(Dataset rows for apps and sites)
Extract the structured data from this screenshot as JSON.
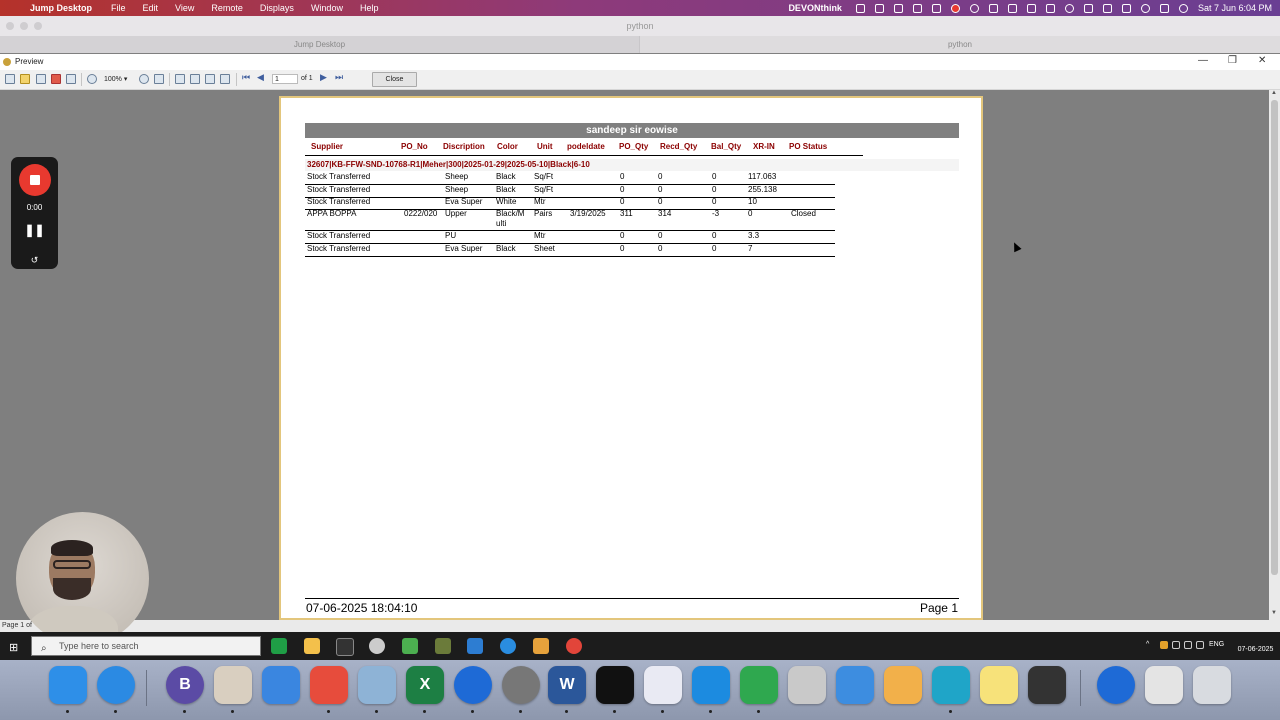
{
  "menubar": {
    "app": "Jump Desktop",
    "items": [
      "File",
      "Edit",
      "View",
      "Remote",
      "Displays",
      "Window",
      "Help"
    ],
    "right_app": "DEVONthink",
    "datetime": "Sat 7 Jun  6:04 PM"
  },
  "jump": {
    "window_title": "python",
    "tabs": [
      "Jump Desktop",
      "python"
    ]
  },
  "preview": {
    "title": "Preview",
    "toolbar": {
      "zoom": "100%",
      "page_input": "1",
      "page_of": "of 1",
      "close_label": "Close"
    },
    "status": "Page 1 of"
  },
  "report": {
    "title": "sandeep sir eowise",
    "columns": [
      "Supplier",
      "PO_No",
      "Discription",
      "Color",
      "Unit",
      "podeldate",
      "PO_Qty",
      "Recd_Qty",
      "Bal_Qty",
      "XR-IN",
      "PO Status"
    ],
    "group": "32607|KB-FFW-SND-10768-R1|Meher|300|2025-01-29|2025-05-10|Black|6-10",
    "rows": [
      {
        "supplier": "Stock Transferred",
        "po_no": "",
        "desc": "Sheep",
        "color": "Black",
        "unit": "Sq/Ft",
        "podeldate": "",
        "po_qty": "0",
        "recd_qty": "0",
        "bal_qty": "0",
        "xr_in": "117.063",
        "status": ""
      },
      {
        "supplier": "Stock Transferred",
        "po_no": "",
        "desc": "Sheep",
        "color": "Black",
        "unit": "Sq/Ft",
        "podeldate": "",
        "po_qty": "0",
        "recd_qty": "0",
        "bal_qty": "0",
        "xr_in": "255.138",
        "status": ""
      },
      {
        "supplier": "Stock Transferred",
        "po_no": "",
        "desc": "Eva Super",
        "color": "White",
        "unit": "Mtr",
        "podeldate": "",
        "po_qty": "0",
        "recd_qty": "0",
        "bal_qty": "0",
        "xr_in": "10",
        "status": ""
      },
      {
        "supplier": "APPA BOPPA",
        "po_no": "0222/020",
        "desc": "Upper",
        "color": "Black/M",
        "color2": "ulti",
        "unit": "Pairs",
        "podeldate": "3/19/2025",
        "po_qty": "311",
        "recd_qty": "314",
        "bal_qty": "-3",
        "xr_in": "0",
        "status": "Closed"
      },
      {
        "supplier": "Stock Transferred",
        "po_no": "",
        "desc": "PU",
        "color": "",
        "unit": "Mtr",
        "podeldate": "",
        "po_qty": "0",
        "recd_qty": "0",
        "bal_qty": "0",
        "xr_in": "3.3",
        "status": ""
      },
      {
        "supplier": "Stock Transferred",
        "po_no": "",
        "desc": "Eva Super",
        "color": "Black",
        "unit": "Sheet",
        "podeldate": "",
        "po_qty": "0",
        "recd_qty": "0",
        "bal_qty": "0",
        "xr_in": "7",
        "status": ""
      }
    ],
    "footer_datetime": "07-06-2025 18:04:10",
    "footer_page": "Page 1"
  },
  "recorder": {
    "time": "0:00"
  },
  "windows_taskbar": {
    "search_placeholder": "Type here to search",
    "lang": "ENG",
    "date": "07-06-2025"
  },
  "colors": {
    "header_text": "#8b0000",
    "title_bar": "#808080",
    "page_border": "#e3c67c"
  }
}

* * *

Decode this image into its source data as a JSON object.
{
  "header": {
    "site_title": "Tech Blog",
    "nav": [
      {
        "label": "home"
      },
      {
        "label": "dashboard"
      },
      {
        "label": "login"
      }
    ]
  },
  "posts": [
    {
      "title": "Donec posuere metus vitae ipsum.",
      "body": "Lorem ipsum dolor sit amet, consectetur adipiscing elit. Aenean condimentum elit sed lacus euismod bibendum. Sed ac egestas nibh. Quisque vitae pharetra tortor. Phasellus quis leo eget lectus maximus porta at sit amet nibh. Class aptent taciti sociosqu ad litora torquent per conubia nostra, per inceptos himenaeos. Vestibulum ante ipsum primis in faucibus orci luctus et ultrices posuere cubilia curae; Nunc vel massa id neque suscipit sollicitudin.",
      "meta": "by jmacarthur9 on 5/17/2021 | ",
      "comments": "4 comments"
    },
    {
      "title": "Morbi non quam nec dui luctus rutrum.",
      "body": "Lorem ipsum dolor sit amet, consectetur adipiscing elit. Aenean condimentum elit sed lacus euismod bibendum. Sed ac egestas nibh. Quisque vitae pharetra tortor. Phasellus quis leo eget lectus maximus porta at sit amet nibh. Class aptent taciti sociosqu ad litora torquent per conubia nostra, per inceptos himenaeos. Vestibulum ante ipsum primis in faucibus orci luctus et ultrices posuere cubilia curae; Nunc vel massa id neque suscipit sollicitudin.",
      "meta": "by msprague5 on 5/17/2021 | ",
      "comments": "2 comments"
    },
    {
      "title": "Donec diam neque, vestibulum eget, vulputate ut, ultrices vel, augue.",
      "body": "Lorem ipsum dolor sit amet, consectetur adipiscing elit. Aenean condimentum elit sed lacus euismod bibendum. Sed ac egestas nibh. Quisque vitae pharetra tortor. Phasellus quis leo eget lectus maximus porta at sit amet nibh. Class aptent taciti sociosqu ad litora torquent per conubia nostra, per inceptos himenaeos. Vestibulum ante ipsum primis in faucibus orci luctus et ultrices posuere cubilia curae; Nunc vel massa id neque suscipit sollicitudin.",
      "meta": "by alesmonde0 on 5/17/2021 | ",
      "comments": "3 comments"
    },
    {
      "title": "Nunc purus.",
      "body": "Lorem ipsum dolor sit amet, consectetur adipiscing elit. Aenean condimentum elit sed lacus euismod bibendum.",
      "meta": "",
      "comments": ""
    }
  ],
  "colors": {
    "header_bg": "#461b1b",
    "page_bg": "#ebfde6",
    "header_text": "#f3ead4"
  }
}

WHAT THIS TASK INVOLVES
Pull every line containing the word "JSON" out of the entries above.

EXERCISE SOLUTION
Extract the structured data from this screenshot as JSON.
Decode this image into its source data as a JSON object.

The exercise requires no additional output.